The model is designed to be applied to individuals, organizations, and communities. The organizational themes build from a survival mode at Level One emphasizing physical and financial security values to Level Two of relationship building followed by Level Three labeled self-esteem and defined organizationally as the establishment of high performance systems and processes. Level Four marks the transition from inward focus to external concerns highlighting teamwork, accountability and continuous improvement. The internal cohesion at Level Five is characterized by integrity, a sense of purpose and shared vision. Level Six values prompt leaders and groups to extend beyond their boundaries for coaching, mentoring and community care. The top Level Seven values of selfless service are exemplified by a commitment to social responsibility and the long term ethics.
The first three levels are considered deficiency demands. They are required for continued existence, but there is no on-going satisfaction derived from meeting these needs, though there may be deep anxiety if they are not met. The transformational level denotes a shift from fear‐based, rigid, authoritarian environments to more open, inclusive, adaptive systems. The growth needs represented at levels five through seven, focus on cultural alignment, building alliances and sustainability. Fulfillment of these needs is self-reinforcing promoting ever-greater cycles of commitment and engagement.

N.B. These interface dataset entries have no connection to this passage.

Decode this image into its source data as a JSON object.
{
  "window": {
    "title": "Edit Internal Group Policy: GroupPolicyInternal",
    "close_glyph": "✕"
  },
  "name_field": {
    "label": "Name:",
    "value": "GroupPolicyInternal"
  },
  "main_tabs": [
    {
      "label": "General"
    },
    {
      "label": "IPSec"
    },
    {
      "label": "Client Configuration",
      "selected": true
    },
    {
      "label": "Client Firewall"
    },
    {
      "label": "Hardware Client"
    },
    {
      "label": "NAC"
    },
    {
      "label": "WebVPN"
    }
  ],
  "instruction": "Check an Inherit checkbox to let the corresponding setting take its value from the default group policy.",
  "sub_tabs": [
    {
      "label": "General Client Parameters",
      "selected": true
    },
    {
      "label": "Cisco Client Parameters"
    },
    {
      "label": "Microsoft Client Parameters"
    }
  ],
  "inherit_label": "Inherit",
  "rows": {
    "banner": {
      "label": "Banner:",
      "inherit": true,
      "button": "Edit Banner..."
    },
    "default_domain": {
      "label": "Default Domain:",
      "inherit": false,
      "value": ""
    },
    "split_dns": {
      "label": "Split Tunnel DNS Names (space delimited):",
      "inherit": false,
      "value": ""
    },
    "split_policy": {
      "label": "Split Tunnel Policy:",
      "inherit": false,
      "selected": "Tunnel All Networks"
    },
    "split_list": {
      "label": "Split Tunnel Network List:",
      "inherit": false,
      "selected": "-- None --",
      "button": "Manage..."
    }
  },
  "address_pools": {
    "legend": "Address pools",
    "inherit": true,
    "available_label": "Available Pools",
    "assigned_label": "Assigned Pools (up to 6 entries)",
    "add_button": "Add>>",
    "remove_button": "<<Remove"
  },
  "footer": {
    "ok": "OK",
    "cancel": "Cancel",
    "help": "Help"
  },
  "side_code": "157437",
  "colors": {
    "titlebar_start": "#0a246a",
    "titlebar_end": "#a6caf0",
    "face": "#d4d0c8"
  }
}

Organizations with values clustered at the bottom levels are not usually market leaders because they too self‐absorbed, autocratic and bureaucratic to the generate energy, creativity and a sense of ownership necessary for major achievement. Organizations hovering exclusively at the top levels may lack the basic business skills and capabilities necessary for strong operational execution due to weak financial and accountability systems and unreliable customer service. Successful organizations are those that have mastered both their lower level requirements and their upper level motivations and are described as operating from full spectrum consciousness characterized by trust, the ability to manage complexity and adaptability.
How would you categorize the values of your organization? What about your personal values? Is there alignment in these distributions?
To conduct a quantifiable assessment of your organizational and leadership values, please contact us to discuss the simple and brief online administration process.